treatments for PTSD in order to best service each individual veteran effected
by this disorder. Veterans often find that a combination of treatments are
helpful to increase overall mood and lessen the impact of anxiety and
flashbacks. Advances in technology are providing new treatment options, along
with making treatment more accessible to individuals who cannot or do not want
to attend in person therapy sessions.
Studies continue to be conducted to determine the
effectiveness of Tetris play to reduce the frequency of flashbacks. If Tetris
can be used in tandem with recalling painful memories to mitigate future flashbacks,
this treatment option would be ideal for veterans suffering with PTSD.
The benefits of video game play in general as it pertains to
mental health also continues to be studied. It appears that video games not
only provide a recreational and stress reduction benefit, but also social
interaction, confidence boosting, and identity resolution.
If you are dealing with PTSD, talk to a health care provider
about adding this type of treatment to your overall wellness plan.
M., Kalbarczyk, A., Wells, K., Banks, J., Kowert, R., Gillespie, C., &

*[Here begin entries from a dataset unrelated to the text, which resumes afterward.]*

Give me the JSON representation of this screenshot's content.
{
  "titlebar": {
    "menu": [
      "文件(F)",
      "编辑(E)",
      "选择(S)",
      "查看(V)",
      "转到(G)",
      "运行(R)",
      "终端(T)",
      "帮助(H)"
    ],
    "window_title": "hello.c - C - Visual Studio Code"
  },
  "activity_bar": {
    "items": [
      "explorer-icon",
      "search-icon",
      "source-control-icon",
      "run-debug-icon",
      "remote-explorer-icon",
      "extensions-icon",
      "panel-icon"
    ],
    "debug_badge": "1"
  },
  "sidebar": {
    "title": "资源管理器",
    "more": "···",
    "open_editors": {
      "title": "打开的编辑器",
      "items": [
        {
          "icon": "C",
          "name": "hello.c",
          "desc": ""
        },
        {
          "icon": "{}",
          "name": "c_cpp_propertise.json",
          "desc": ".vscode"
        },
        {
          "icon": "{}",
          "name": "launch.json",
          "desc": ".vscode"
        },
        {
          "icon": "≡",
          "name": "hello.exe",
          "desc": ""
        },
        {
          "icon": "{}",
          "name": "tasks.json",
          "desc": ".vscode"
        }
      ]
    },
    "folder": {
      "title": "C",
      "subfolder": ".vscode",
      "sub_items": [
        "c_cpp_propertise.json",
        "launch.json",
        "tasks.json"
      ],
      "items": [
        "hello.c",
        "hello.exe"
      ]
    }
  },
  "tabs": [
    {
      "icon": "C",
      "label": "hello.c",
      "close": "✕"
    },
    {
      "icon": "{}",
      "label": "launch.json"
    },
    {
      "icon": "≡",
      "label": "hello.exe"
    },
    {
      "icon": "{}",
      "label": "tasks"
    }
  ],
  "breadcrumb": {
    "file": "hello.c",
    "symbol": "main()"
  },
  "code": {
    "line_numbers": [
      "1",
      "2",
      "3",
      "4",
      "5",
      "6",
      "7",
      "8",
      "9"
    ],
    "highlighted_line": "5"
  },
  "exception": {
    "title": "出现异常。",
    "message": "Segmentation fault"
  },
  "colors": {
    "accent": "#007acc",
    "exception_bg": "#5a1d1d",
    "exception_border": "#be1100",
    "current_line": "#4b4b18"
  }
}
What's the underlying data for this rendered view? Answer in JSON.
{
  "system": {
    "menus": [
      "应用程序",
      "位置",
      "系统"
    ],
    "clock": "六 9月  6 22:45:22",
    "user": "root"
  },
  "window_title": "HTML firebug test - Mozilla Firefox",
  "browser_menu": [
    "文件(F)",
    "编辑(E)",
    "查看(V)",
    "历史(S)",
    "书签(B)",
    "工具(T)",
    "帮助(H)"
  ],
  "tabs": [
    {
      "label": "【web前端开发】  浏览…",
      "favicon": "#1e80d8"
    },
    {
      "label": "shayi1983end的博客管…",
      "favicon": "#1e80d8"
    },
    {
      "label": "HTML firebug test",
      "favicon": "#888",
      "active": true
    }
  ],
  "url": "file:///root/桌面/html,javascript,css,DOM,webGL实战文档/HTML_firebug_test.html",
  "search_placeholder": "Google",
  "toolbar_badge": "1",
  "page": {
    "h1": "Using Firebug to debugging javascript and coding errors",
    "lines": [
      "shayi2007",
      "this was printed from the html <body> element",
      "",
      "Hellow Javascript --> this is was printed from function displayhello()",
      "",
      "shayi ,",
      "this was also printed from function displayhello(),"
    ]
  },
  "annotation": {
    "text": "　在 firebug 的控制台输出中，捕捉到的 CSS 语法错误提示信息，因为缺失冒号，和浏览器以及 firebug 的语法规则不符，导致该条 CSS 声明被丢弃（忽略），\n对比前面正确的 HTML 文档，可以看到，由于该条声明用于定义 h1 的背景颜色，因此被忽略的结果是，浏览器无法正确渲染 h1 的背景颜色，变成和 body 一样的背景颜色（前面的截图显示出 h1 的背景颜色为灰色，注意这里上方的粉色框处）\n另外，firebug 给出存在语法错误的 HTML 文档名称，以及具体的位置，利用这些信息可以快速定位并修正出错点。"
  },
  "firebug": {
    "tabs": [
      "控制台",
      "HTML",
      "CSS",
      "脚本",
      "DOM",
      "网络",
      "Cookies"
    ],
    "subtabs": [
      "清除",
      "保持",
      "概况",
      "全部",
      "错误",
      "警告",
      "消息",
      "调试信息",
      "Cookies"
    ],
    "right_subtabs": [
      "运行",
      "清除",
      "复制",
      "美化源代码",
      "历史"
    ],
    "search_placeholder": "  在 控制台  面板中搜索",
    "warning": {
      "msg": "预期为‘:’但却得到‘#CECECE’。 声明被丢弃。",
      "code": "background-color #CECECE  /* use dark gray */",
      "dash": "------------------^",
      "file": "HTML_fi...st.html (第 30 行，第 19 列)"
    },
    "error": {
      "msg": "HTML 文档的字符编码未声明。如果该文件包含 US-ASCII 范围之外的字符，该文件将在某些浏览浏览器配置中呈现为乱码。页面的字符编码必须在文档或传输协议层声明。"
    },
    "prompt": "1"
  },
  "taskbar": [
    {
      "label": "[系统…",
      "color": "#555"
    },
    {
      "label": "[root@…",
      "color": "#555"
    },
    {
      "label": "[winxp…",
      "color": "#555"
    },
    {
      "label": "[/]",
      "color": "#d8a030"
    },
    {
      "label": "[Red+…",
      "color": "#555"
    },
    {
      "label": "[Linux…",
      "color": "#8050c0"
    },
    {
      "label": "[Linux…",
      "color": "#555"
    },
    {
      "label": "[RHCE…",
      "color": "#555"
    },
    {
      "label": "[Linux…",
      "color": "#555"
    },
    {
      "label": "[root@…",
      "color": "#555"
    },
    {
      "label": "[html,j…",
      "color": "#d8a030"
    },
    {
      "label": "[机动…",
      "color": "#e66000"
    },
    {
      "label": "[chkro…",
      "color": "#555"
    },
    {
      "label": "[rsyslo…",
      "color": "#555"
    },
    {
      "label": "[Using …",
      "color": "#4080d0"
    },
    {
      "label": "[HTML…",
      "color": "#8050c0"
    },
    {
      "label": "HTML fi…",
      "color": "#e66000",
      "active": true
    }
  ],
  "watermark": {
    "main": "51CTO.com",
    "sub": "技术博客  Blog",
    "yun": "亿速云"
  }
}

Latkin, C. (2018). Connection, meaning, and distraction: A qualitative study of
video gameplay and mental health recovery in veterans treated for mental and/or
behavioral health problems. Social science & medicine (1982), 216,
H., Holmes, E. A., Blackwell, S. E., Schmidt, A.-C., Schweer, J. M., Bücker,
A., Herpertz, S., Axmacher, N., & Kehyayan, A. (2018). Reducing intrusive
memories of trauma using a visuospatial interference intervention with
inpatients with post-traumatic stress disorder (PTSD). Journal of Consulting
and Clinical Psychology, 86(12), 1076–1090.
(2019, January 8). Post-traumatic stress
disorder: alleviating flashbacks by playing Tetris. ScienceDaily. Retrieved
April 18, 2021 from
http://www.sciencedaily.com/releases/2019/01/190108095114.htm”www.sciencedaily.com/releases/2019/01/190108095114.htm. Retrieved April 18, 2021 from www.sciencedaily.com/releases/2019/01/190108095114.htm